President Obama recently declared September to be National Wilderness Month, calling on Americans to “renew our pledge to build upon the legacy of our forebears.”
It’s a magnificent, if incomplete, legacy, one that has come to symbolize both democratic values and a rugged national character.
The Wilderness Act was signed into law 46 years ago last week by President Lyndon Johnson. That act preserved 9 million acres of wild and free country for future generations of Americans to treasure and explore. In the wake of last year’s passage of the Omnibus Public Lands Management Act, the nation’s wilderness inventory has reached 109 million acres.

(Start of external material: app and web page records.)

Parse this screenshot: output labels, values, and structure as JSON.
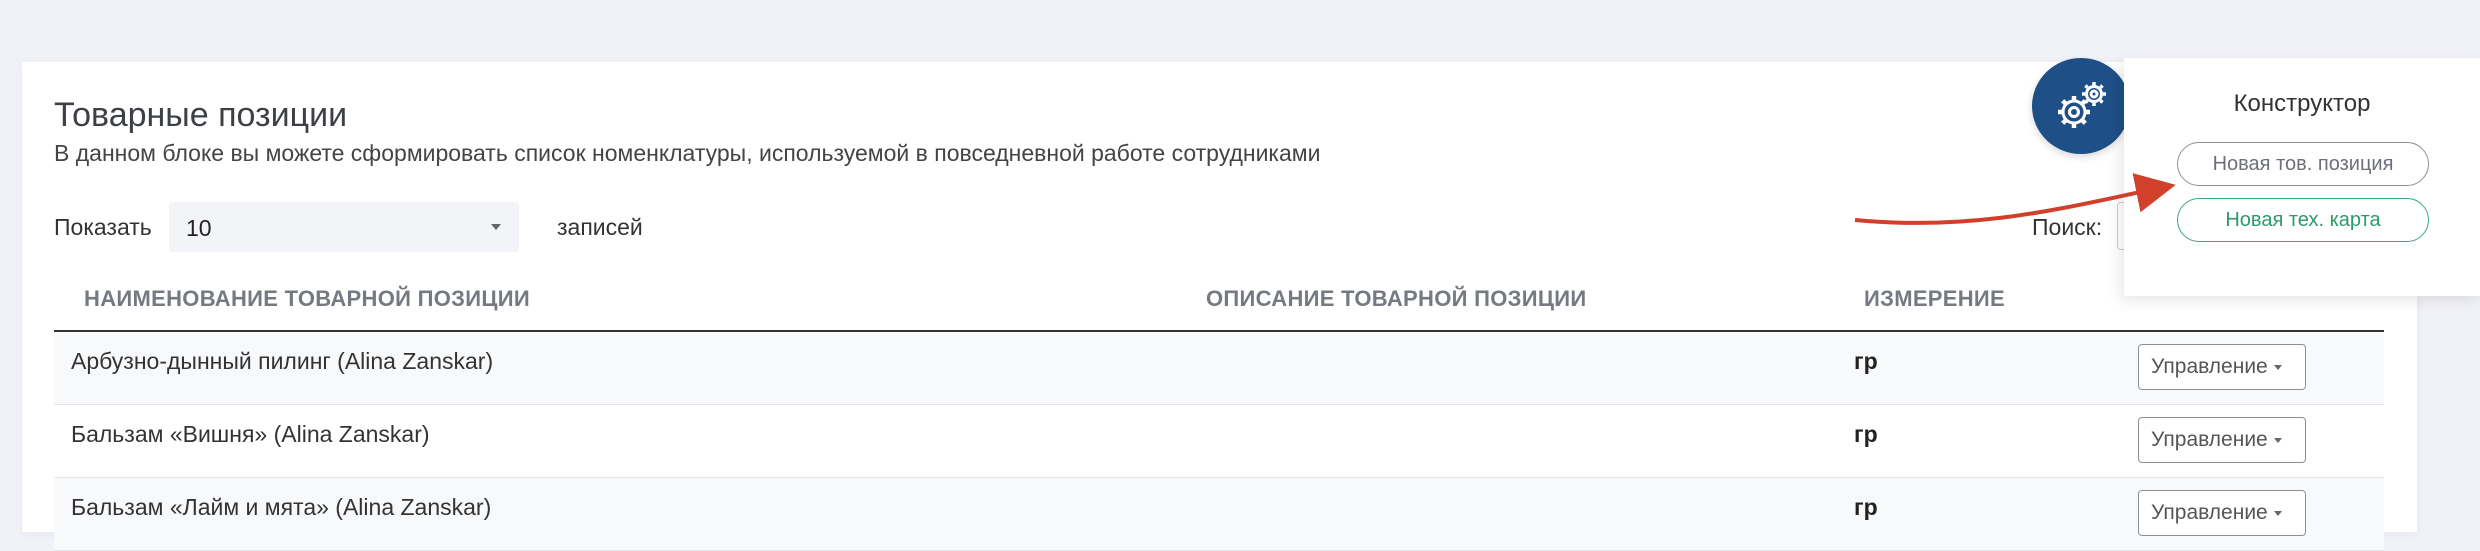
{
  "header": {
    "title": "Товарные позиции",
    "subtitle": "В данном блоке вы можете сформировать список номенклатуры, используемой в повседневной работе сотрудниками"
  },
  "controls": {
    "show_label": "Показать",
    "page_size": "10",
    "show_suffix": "записей",
    "search_label": "Поиск:",
    "search_value": ""
  },
  "table": {
    "columns": [
      "Наименование товарной позиции",
      "Описание товарной позиции",
      "Измерение"
    ],
    "rows": [
      {
        "name": "Арбузно-дынный пилинг (Alina Zanskar)",
        "description": "",
        "unit": "гр",
        "action": "Управление"
      },
      {
        "name": "Бальзам «Вишня» (Alina Zanskar)",
        "description": "",
        "unit": "гр",
        "action": "Управление"
      },
      {
        "name": "Бальзам «Лайм и мята» (Alina Zanskar)",
        "description": "",
        "unit": "гр",
        "action": "Управление"
      }
    ]
  },
  "constructor": {
    "title": "Конструктор",
    "new_item_label": "Новая тов. позиция",
    "new_techcard_label": "Новая тех. карта",
    "toggle_icon": "gears-icon"
  },
  "colors": {
    "accent_blue": "#1e4f86",
    "accent_green": "#3aa978",
    "annotation_red": "#d0402a",
    "background": "#f1f2f8"
  }
}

Then as now, wilderness protection continues to be one of the few issues that has broad bipartisan appeal, although the breadth of support has narrowed recently among some conservatives. Many Americans might be surprised to learn that President Ronald Reagan signed more wilderness bills than any other president, Democratic or Republican.